the cultural battle.
We have to bring new people into the culture, and keep those who join
interested. If we do not do that, if we cannot do that, we will lose.
I'm a case in point.
I was not born a member of the gun culture.
In fact, I was born in a city which has a near-complete ban on
firearms, in a gun-free home. No one I knew owned firearms (or at
least admitted to owning firearms) for the entirety of my
childhood. Though my family moved to a less restrictive city
eventually, the no-guns rule remained in place. It didn't bother
me much, it just wasn't something I thought about much as a kid.
Leaving the restrictive laws of my birthplace aside, it should be
surprising that I was raised in a gun-free home, particularly after my
family moved. My father and grandfather both served in the
military; my mother was born and raised on a farm in the country, and
her family owned several firearms. (I did not learn of this until
after they had been sold with the estate.) Even my last name is a
direct reference to an activity normally performed with a firearm.
Yet throughout my childhood and teenage years, firearms were quietly
but firmly prohibited. My mother did not like them; my father did
not like them enough to make it an issue.
I was drawn into the gun culture through politics. I saw that
firearms and firearms rights were being ceaselessly attacked, despite
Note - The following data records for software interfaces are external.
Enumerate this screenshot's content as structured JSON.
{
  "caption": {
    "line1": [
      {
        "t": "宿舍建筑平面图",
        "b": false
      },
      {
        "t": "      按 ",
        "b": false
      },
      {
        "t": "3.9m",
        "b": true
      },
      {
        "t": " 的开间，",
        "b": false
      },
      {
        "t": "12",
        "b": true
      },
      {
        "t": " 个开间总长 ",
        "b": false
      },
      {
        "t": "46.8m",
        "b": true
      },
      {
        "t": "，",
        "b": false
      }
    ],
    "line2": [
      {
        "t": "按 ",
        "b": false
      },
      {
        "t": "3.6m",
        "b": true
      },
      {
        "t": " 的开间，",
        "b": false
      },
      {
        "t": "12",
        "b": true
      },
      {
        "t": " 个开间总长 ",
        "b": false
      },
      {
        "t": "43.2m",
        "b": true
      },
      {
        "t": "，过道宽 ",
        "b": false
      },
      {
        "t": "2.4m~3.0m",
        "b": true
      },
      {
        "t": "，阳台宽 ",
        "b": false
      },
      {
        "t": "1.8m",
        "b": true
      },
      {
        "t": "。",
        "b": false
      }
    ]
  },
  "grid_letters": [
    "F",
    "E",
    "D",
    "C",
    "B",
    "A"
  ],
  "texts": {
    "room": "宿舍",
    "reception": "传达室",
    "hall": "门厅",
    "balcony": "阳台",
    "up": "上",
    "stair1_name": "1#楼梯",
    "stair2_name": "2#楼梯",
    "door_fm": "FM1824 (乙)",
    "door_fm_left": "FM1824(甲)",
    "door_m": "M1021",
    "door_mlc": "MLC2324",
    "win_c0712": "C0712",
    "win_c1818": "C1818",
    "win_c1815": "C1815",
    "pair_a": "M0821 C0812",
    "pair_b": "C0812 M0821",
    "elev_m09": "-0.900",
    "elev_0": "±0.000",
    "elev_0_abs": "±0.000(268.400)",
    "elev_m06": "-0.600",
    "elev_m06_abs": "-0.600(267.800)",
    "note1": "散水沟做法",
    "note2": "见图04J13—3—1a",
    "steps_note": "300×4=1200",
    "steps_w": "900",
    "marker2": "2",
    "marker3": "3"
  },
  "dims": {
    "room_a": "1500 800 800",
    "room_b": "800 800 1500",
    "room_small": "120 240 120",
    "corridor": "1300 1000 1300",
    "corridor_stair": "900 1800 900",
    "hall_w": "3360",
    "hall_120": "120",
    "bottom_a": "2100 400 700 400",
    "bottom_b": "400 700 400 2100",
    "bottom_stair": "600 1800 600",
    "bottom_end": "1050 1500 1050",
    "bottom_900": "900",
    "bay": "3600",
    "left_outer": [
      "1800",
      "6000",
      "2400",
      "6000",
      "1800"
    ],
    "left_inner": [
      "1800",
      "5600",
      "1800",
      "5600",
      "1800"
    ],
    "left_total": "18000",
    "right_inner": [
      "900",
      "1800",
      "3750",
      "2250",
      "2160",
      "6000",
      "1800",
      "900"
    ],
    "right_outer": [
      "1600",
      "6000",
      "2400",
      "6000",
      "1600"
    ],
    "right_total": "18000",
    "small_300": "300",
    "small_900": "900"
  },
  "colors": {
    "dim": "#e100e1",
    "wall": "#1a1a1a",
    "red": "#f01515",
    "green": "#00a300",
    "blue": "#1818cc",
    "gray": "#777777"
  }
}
their obvious utility for self-defense and the explicit protection of
the 2nd Amendment. I decided to dedicate a large part of my time
and energy to protecting those rights in particular, which is how I
ended up running this blog.
It was not easy to get here. In some ways, I'm still not
"here". I own firearms; I shoot them when I have time. I've
done a lot of research, mostly on the law, but also on firearms in
general. But there are a lot of things that I don't know as well
as I would like, and others that I know nothing about at all. For
example, I've never been hunting; no one in my circle of friends hunts,
and I don't even really know where to start looking. I don't know
if I'd like it, though I would like the chance to find out. (I'm
still working on that one).
I have no illusions regarding the willingness of the general public to
put in the same amount of time and effort it has taken to bootstrap
myself into a position of even occasionally patchy knowledge about the
The bottom line: we need better outreach. Don't just hand a new
recruit a gun and let him try it for a day at the range... welcome him
or her into the culture. Share your out-of-the-way shooting spots
and your hunting grounds. Invite people to participate once they
show an interest. There are a lot of people out there who don't
even know what they are missing.
This entry was published Thu Oct 27 00:27:24 CDT 2005 by TriggerFinger
and last updated 2005-10-27 00:27:24.0.